Bringing it into the modern age, we are currently in the Teen Pop era. Producers have taken advantage of the adolescent television market of channels like Nickelodeon and Disney Channel, and thrown teen stars into the world of pop music to essentially attract dedicated youthful fans. The young people that idolise these stars essentially get roped into supporting awful music simply due to the person endorsing it; cleverly vile. In another sense, the teen pop era of that of One Direction and Justin Bieber is similar to what it always has been, with the Pop Star ideal marketed to teenage fans, but with the artists marketing to a similar age groups to themselves.
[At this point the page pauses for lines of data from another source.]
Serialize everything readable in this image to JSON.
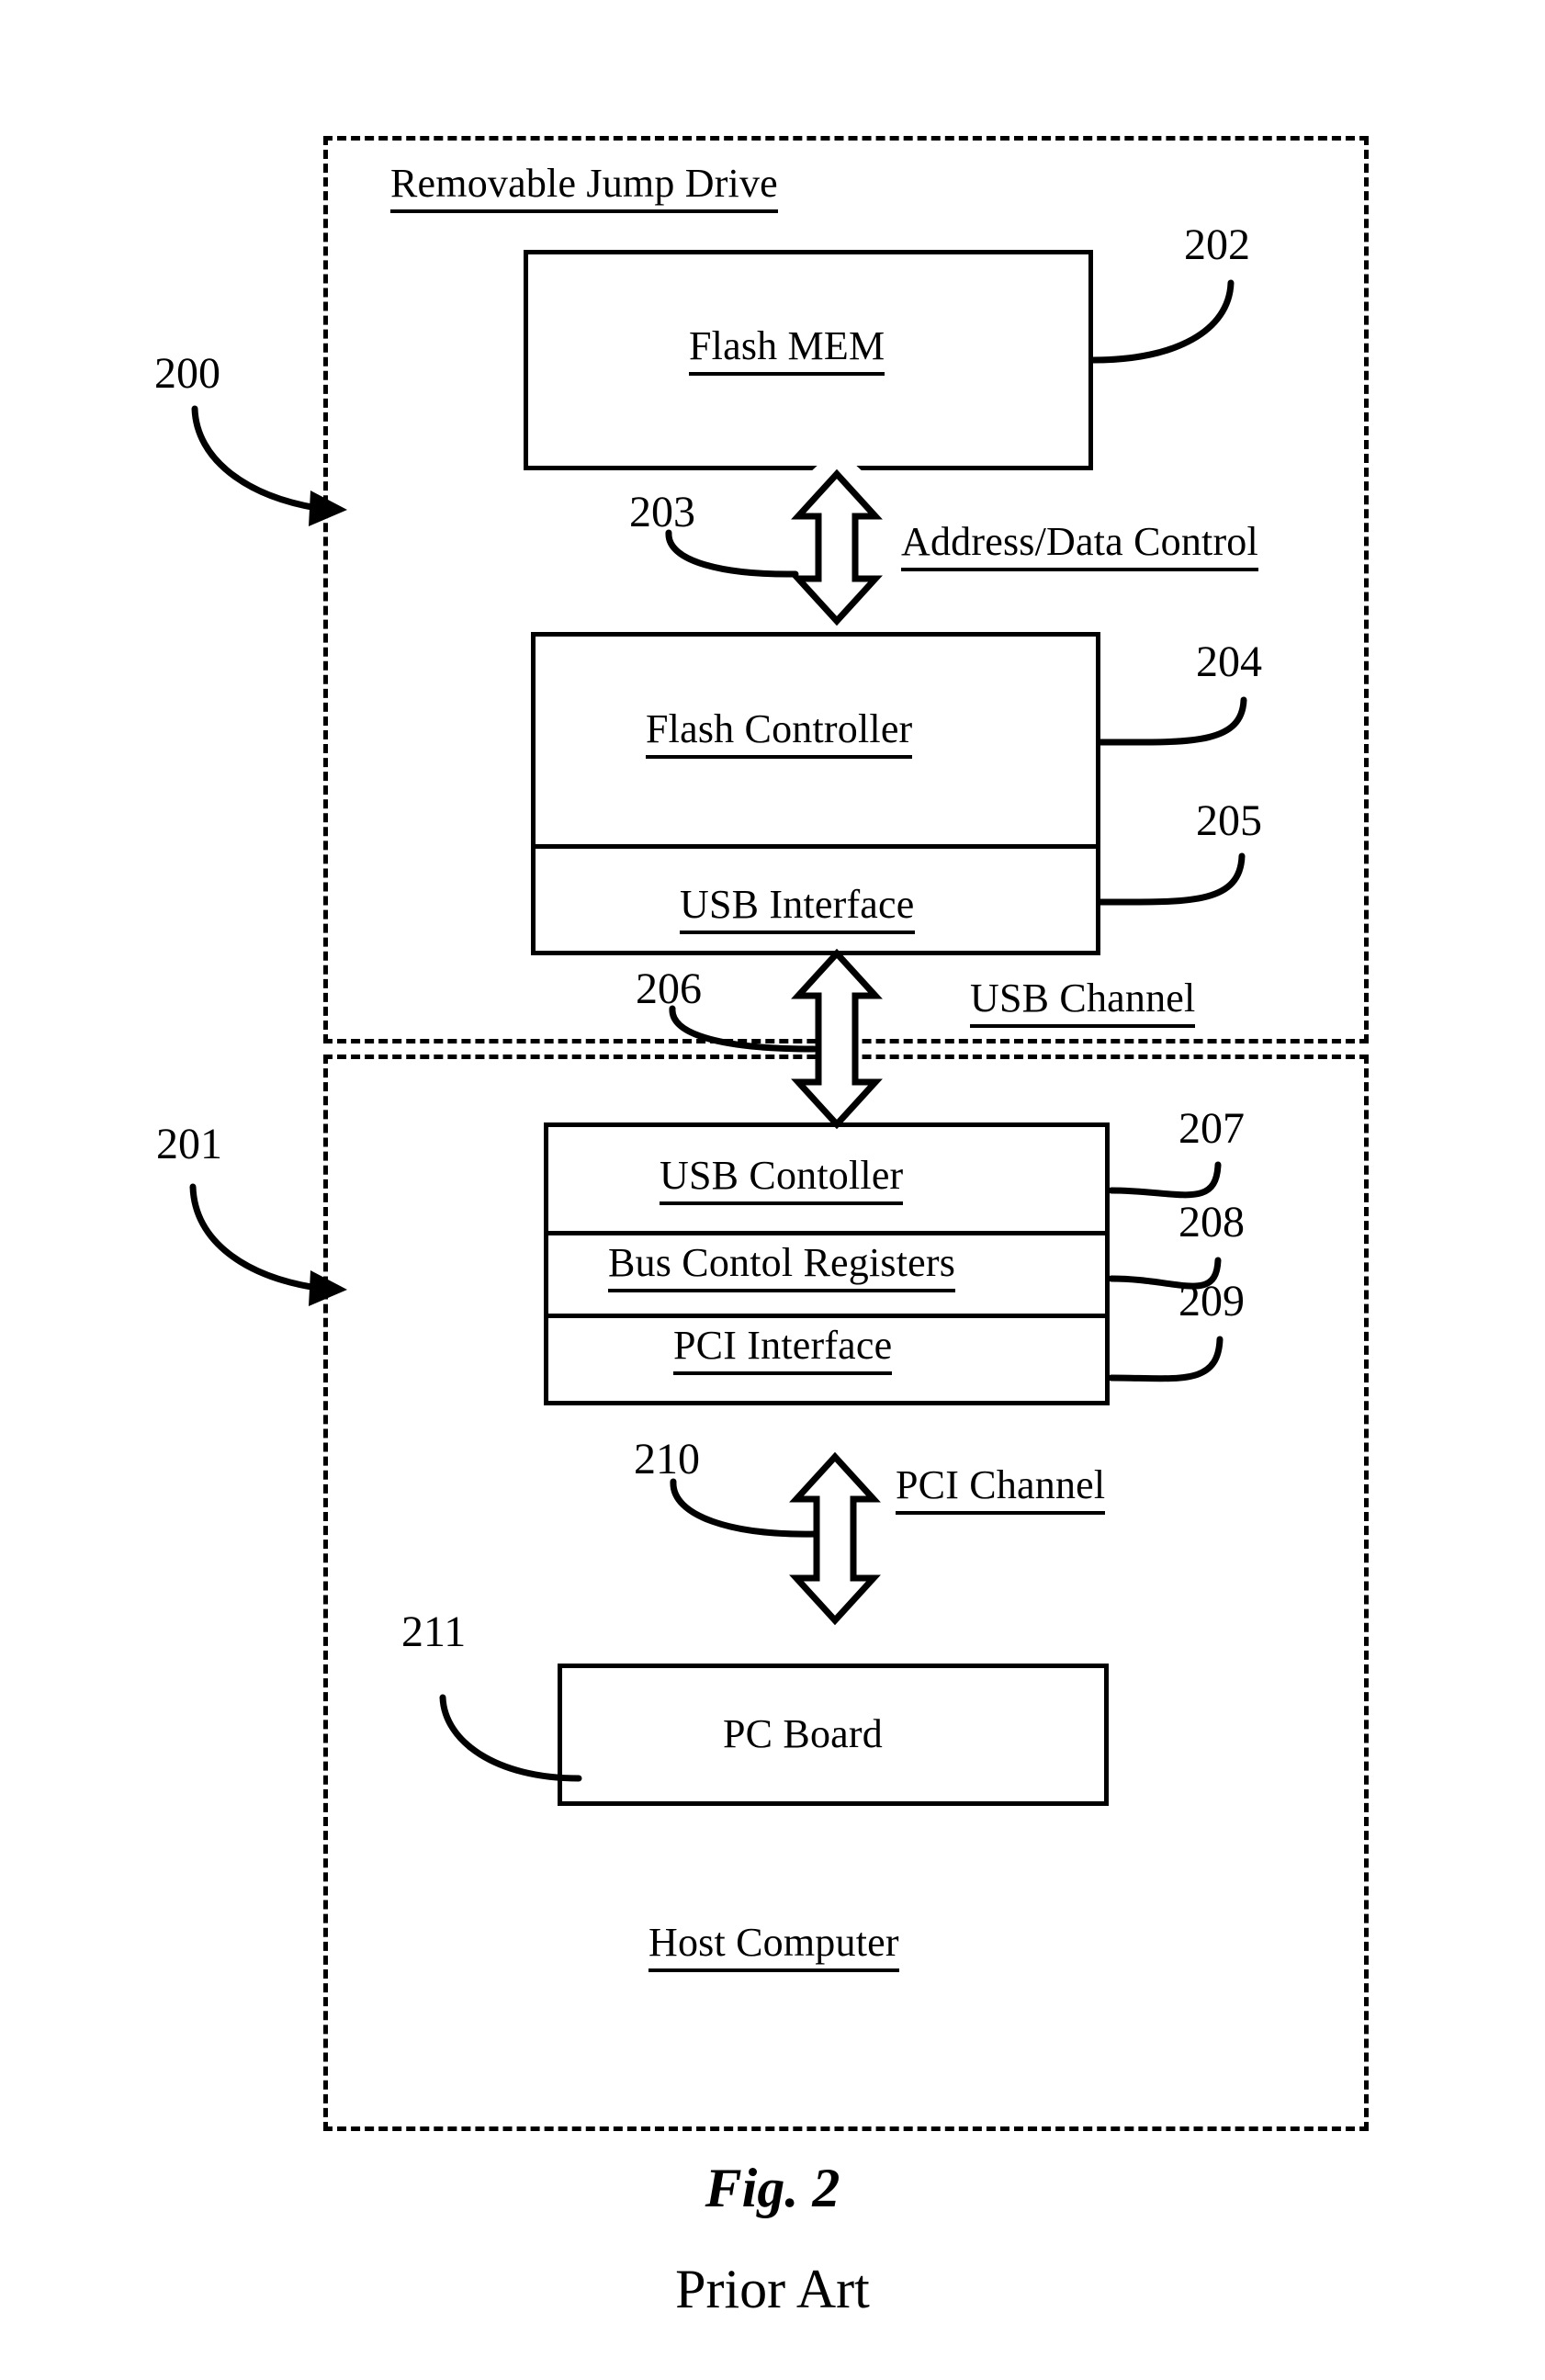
{
  "figure": {
    "caption": "Fig. 2",
    "subcaption": "Prior Art",
    "line_color": "#000000",
    "background_color": "#ffffff"
  },
  "enclosures": [
    {
      "id": "removable-jump-drive",
      "title": "Removable Jump Drive",
      "ref": "200"
    },
    {
      "id": "host-computer",
      "title": "Host Computer",
      "ref": "201"
    }
  ],
  "blocks": [
    {
      "id": "flash-mem",
      "label": "Flash MEM",
      "ref": "202",
      "underlined": true
    },
    {
      "id": "flash-controller",
      "label": "Flash Controller",
      "ref": "204",
      "underlined": true
    },
    {
      "id": "usb-interface",
      "label": "USB Interface",
      "ref": "205",
      "underlined": true
    },
    {
      "id": "usb-controller",
      "label": "USB Contoller",
      "ref": "207",
      "underlined": true
    },
    {
      "id": "bus-control-registers",
      "label": "Bus Contol Registers",
      "ref": "208",
      "underlined": true
    },
    {
      "id": "pci-interface",
      "label": "PCI Interface",
      "ref": "209",
      "underlined": true
    },
    {
      "id": "pc-board",
      "label": "PC Board",
      "ref": "211",
      "underlined": false
    }
  ],
  "connections": [
    {
      "id": "address-data-control",
      "label": "Address/Data Control",
      "ref": "203",
      "type": "double-arrow"
    },
    {
      "id": "usb-channel",
      "label": "USB Channel",
      "ref": "206",
      "type": "double-arrow"
    },
    {
      "id": "pci-channel",
      "label": "PCI Channel",
      "ref": "210",
      "type": "double-arrow"
    }
  ],
  "refs": {
    "r200": "200",
    "r201": "201",
    "r202": "202",
    "r203": "203",
    "r204": "204",
    "r205": "205",
    "r206": "206",
    "r207": "207",
    "r208": "208",
    "r209": "209",
    "r210": "210",
    "r211": "211"
  }
}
Also, the advance understanding of the synth and drum machine in recent years has encouraged the resurgence of synth pop, which takes us back to the idea that Pop Music all sounds the same.

The understanding is that Pop is not a genre, but an ideology. Pop music adapts to society and what is most popular to the public, explaining why there is a common motif of love in pop music from the past hundred years, as it has always been a concept. It is clear that Pop is not restricted to simply music, but the entire persona and presence the artists has to their fans. It can be argued that Pop is the most progressive and broad area of music and will continue to be.

Angel Witney

@angelxwitney